Before the Conversation
Before the conversation, educating yourself around finances and what options are available for you and your elderly loved one will lead to a clearer conversation. It may be valuable to create an appointment with your bank or financial advisor before talking to your parents to educate yourself first. By educating yourself and knowing your options, you will be able to present the information to your parents in a more concise and accessible manner. Make sure you have done this preliminary research because it will set up your conversation for success.
This will be a long-term and ongoing conversation, so there is no need to rush the conversation along. Start by opening the topic up in a casual manner. If the family lives far away from you, then call before your next trip home. Centre the conversation around what you are thinking of your future financial plans rather than the pressure of them having to figure out the future of their financial plan.
Set the Tone
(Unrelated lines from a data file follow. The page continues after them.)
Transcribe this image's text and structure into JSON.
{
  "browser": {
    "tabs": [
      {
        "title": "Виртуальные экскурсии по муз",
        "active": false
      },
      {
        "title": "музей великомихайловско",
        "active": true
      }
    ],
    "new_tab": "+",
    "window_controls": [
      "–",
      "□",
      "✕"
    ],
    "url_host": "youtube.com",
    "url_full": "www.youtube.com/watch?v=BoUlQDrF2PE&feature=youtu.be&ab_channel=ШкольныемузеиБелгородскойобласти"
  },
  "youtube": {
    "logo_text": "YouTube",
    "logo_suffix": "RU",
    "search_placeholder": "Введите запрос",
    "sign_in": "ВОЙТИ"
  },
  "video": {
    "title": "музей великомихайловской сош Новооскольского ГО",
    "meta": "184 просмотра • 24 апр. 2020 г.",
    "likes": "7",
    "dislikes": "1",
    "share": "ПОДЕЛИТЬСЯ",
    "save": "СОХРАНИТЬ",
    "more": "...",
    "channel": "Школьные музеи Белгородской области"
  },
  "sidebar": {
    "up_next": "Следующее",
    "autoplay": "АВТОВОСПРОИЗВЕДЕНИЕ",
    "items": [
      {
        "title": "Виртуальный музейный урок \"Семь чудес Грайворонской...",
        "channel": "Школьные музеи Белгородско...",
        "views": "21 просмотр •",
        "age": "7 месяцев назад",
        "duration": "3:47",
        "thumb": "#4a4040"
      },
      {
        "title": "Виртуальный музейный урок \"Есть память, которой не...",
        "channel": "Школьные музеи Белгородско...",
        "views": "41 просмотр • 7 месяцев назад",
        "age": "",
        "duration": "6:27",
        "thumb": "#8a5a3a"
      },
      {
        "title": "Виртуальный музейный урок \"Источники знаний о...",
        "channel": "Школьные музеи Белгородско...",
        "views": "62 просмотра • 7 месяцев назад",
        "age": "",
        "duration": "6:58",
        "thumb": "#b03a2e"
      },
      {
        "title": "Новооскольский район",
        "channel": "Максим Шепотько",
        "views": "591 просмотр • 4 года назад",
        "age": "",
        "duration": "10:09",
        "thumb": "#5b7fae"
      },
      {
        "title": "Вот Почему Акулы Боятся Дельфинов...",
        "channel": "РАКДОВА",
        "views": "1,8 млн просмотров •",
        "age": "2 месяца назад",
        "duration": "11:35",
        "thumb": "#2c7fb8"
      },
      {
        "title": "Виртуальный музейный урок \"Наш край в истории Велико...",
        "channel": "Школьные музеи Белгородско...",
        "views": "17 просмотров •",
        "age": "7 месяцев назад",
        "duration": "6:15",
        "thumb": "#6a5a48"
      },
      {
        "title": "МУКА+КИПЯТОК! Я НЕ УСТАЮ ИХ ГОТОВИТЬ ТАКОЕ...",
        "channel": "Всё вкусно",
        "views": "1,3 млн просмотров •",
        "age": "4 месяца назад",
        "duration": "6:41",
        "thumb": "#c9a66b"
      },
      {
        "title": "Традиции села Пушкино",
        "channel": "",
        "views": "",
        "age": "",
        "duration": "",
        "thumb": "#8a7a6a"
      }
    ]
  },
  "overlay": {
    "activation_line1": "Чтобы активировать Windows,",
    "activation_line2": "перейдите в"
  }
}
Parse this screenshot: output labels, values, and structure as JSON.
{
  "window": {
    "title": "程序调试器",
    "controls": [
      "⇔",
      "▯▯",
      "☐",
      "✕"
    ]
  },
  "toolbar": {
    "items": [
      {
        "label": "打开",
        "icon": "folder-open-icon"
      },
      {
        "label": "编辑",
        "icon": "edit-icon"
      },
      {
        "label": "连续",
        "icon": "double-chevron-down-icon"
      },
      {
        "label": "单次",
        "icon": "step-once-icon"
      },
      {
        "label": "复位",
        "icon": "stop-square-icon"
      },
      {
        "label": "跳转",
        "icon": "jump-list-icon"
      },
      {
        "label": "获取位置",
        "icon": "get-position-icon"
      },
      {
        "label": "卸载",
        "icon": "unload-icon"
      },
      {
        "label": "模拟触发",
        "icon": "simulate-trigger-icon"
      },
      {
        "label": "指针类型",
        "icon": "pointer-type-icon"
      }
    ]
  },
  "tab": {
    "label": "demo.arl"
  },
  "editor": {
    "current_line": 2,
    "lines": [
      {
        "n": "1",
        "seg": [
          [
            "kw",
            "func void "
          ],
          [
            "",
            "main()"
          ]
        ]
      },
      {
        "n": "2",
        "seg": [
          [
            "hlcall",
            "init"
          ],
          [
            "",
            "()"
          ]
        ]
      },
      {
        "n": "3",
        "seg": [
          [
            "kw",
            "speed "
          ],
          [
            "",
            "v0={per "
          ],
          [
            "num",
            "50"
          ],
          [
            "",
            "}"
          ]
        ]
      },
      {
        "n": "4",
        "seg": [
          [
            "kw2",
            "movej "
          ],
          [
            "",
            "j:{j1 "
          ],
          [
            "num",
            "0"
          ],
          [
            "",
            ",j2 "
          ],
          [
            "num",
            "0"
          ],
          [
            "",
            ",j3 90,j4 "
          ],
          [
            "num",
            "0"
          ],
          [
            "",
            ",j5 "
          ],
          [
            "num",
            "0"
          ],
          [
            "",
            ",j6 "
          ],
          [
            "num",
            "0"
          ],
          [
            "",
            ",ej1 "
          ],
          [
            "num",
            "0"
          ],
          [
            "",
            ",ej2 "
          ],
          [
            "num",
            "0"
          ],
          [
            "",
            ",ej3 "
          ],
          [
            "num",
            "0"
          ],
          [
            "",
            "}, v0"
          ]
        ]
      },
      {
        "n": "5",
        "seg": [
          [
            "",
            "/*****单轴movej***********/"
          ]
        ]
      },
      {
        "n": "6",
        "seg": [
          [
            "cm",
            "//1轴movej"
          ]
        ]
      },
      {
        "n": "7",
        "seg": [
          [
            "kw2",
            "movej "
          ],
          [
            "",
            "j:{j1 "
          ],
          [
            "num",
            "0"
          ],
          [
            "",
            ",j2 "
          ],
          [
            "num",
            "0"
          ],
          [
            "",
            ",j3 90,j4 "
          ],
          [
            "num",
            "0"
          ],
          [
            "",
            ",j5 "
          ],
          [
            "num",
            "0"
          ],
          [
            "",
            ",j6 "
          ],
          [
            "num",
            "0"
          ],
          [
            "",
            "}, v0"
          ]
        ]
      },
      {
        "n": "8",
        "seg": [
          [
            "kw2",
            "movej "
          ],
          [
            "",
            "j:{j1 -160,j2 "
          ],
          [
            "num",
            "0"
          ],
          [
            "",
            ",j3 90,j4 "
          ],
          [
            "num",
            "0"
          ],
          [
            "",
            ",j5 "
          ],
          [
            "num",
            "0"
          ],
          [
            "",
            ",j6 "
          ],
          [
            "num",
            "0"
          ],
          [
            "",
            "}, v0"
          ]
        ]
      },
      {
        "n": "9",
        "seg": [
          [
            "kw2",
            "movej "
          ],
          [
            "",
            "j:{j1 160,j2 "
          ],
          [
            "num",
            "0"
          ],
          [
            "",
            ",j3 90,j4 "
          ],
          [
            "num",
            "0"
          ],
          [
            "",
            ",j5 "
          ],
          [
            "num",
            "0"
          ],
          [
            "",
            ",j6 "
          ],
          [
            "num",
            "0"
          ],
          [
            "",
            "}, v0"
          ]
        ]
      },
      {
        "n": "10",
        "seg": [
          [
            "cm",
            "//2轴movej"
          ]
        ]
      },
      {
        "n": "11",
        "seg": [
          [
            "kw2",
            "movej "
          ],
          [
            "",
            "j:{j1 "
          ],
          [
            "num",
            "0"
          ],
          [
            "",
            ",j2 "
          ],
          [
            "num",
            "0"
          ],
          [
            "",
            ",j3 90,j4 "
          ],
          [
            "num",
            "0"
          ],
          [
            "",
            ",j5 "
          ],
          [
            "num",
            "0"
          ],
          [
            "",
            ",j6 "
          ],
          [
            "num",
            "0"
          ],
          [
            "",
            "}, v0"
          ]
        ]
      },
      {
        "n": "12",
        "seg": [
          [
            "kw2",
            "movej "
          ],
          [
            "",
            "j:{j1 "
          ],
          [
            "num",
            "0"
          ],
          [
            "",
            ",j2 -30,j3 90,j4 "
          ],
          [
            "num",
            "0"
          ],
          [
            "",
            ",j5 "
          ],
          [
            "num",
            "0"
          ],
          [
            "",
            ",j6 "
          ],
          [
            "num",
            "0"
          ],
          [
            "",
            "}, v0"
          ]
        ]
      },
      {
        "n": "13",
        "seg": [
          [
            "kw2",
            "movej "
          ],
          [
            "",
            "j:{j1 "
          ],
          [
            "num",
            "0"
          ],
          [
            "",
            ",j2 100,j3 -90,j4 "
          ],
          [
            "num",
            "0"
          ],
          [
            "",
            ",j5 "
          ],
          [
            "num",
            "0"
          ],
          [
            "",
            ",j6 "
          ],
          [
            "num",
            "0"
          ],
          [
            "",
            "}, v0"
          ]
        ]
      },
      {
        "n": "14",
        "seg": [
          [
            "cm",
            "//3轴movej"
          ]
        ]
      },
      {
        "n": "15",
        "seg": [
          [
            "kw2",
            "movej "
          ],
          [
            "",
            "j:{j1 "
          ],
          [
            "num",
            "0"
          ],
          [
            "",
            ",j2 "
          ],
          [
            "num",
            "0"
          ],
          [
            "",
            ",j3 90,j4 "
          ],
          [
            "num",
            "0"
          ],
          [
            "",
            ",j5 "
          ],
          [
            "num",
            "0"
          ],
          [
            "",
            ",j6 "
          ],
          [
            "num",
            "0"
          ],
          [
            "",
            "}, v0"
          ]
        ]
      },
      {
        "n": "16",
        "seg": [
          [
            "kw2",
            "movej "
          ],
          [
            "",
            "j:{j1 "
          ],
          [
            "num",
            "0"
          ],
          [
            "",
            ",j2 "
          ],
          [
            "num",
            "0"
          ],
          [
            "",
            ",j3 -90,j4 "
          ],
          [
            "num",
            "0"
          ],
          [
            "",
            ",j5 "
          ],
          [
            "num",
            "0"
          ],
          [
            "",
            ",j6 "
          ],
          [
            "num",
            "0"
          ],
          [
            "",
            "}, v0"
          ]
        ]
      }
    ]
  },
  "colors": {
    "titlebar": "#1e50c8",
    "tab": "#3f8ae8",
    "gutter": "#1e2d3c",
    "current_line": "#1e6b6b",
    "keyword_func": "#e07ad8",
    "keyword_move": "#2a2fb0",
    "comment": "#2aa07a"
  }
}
Start by creating a safe supportive space for your parents to discuss their finances and remain respectful and non-judgmental on their choices. Stay positive even if your parents seem hesitant or unsure. Present this as a means of making your life more manageable and exploring those options together. Let them know that you and perhaps their bank or financial advisor are available to help them when they need it.
Some families may be reluctant at first, this means you need to stay gentle but focused. Aim to accomplish at least one step at a time. Start by ensuring they know how to locate their main point of contact at the bank, who is their financial advisor and how they can get their financial documents.
Organization is key
Start by compiling an updated list of your family’s financial information. Thus, when they are ready to make decisions, you are ready to get started.
- Important documentation: will, certificates, records, titles, financial accounts, debts, tax returns, and mortgages.
- List of important contact information
- All health insurance documentation
- Banking and safety deposit box location
- Expenses and salary
These are preliminary topics to bring up with your elderly loved ones. Further into the conversation and if they are comfortable and open to share you can ask them for their opinion on caregiving options. What do they see their twilight years looking like? What options are available now to support them and what options will need to be planned for the future? By explicitly discussing these topics you can arm your parents with the knowledge necessary to defend themselves against potential financial abuse. While these conversations can be complex and uncomfortable at the beginning, it is well worth the awkwardness to ensure a healthy and supportive transition for your parents into their retirement.